### [ASSIGNMENT]
For each line of the listing that holds "What", show the full line.

### [RECORDED DATA]
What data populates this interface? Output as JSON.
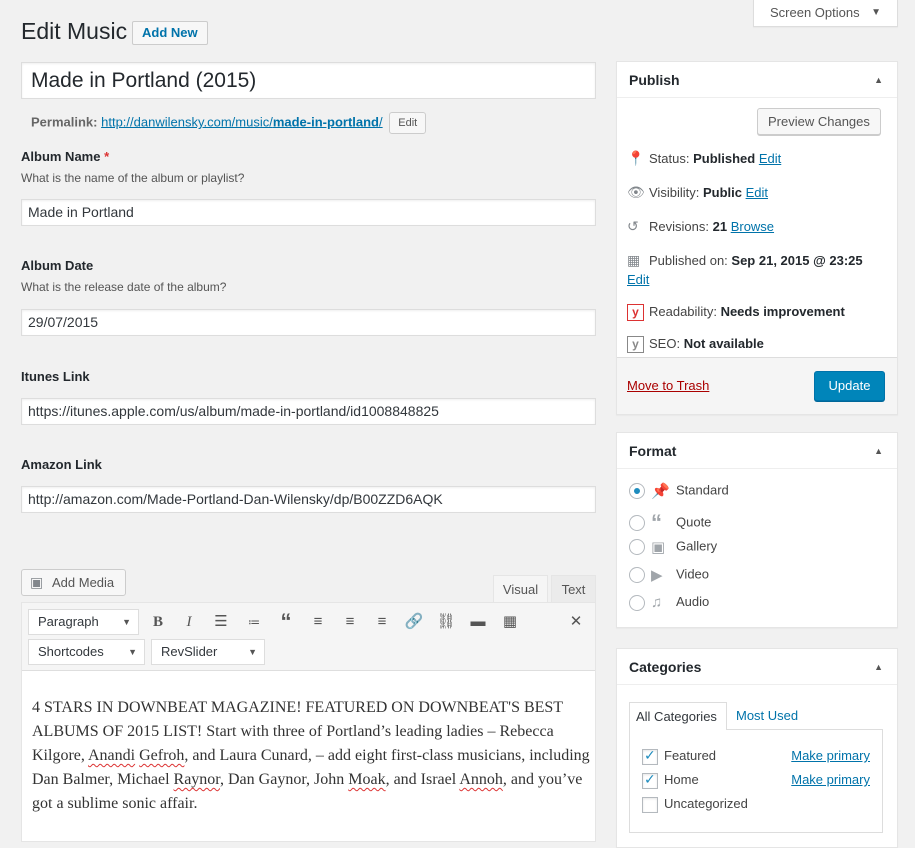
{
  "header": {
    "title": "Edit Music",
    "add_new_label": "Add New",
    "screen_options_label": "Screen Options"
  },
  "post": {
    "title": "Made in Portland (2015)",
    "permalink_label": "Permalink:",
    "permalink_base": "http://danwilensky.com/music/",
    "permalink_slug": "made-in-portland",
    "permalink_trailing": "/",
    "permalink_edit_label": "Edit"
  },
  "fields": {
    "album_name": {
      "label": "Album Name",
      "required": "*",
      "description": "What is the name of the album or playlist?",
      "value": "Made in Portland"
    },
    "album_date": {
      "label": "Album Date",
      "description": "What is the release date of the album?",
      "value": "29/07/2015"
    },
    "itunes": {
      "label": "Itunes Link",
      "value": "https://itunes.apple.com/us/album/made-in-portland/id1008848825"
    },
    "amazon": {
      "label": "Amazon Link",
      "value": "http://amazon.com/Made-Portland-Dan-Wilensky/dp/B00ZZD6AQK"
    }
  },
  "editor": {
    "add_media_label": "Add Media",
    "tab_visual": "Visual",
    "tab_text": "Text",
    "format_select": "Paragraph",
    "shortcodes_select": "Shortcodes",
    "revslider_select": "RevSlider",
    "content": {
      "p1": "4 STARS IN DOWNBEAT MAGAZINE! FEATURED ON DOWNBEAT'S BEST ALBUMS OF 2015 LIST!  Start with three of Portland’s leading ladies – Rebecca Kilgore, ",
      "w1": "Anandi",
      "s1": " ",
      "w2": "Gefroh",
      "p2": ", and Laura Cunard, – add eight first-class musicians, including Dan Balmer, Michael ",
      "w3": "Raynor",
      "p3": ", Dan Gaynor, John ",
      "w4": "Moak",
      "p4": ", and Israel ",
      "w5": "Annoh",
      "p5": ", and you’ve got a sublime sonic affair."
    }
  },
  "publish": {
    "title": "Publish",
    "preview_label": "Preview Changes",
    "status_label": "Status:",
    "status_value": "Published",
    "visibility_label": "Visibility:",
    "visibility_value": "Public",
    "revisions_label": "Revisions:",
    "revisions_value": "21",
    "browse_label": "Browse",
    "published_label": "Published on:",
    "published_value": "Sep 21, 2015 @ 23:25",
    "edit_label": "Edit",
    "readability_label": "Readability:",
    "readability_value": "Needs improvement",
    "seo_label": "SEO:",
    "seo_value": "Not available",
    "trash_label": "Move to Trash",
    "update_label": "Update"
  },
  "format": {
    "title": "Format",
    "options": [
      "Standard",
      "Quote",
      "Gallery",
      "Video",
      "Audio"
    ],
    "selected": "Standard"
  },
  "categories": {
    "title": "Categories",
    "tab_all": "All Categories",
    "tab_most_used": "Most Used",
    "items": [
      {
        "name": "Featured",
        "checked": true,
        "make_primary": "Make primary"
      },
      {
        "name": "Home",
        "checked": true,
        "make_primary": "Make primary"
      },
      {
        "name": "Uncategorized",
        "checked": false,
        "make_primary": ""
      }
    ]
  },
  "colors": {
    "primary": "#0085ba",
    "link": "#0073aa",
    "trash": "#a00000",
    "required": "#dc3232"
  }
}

### [WRITTEN ANSWER]
What data populates this interface? Output as JSON.
      "description": "What is the name of the album or playlist?",
      "description": "What is the release date of the album?",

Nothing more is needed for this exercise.